The man played a number of extraordinary classical compositions for approximately 45 minutes. In total, 1097 people walked by him during his performance. Only 6 people stopped to listen for a while and 20 more threw some money in the case, but kept walking. At the end, he had collected US$ 32.17.
The violin player was Joshua Bell. Have you heard of him? He is one of the finest musicians in the world and played at the station with a violin worth US$ 3.5 million. Two days before, Joshua Bell sold out at a theatre in Boston and the seats averaged US$ 100.00.
Bell’s ‘concert’ at the metro was actually an experiment conducted by the Washington Post, a respected North-American newspaper, and recorded by a hidden camera. The underlying purpose was to identify whether we appreciate and recognize beauty and talent in an unexpected context. If you happened to be at the L’Enfant Plaza station on that morning, how do you think you’d have reacted? As I naturally tend to be late for my commitments, I’d probably have walked by!
God tends to communicate beauty and splendour through unusual situations and in unexpected contexts. The Bible overflows with narratives of people who were touched by God’s music in places and conditions they never expected. Elijah is one example. On a certain occasion he was frightened, tired and depressed, standing on a mountain called Horeb. So, according to the biblical account, ‘[...] a great and powerful wind tore the mountains apart and shattered the rocks before the Lord, but the Lord was not in the wind. After the wind there was an earthquake, but the Lord was not in the earthquake. After the earthquake came a fire, but the Lord was not in the fire.
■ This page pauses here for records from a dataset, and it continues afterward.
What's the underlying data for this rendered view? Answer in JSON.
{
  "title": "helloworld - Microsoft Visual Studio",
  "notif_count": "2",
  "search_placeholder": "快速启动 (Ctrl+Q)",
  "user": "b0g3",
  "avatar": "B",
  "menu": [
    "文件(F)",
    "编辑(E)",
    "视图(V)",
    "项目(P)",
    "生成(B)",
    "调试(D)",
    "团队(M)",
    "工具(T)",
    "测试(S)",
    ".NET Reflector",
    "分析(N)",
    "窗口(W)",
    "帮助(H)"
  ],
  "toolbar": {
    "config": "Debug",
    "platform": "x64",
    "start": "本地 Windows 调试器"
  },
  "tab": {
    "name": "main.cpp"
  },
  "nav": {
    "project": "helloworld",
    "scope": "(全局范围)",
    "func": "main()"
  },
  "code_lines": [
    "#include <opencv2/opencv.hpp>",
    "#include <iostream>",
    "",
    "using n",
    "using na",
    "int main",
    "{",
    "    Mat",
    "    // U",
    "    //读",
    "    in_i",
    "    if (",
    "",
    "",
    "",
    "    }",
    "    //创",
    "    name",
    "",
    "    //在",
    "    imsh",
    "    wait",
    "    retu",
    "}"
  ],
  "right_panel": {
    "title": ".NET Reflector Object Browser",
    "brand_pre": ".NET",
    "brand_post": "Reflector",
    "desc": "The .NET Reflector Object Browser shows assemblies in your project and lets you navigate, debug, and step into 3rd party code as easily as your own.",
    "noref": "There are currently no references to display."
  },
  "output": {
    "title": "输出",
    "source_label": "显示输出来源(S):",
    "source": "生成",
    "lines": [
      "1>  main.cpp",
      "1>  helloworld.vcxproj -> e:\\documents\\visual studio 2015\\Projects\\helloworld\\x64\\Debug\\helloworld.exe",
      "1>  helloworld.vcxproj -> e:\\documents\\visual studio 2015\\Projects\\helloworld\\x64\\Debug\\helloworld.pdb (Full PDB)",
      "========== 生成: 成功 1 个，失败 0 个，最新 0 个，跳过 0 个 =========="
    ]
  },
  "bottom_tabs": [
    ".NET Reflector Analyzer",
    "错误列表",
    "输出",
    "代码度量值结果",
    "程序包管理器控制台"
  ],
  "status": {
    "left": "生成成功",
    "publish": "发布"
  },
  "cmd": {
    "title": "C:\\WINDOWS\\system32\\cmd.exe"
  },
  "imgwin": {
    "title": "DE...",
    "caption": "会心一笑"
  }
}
And after the fire came a gentle whisper.’ And then, only then, God spoke to Elijah.
Bono, U2 vocalist, describes this in this way: “…God is in the slums, in the cardboard boxes where the poor play house. God is in the silence of a mother who has infected her child with a virus that will end both their lives. God is in the cries heard under the rubble of war. God is in the debris of wasted opportunity and lives…”
This perception has challenged me. I suppose the question is not whether God is playing, but whether I am willing to recognize his music on the metro stations of life. God seems to be playing the violin where we generally wouldn’t expect. What if we actually stopped to listen?
 1 Kings 19:11-12.
 Keynote address at the 54th National Prayer Breakfast, Washington D.C., 2006.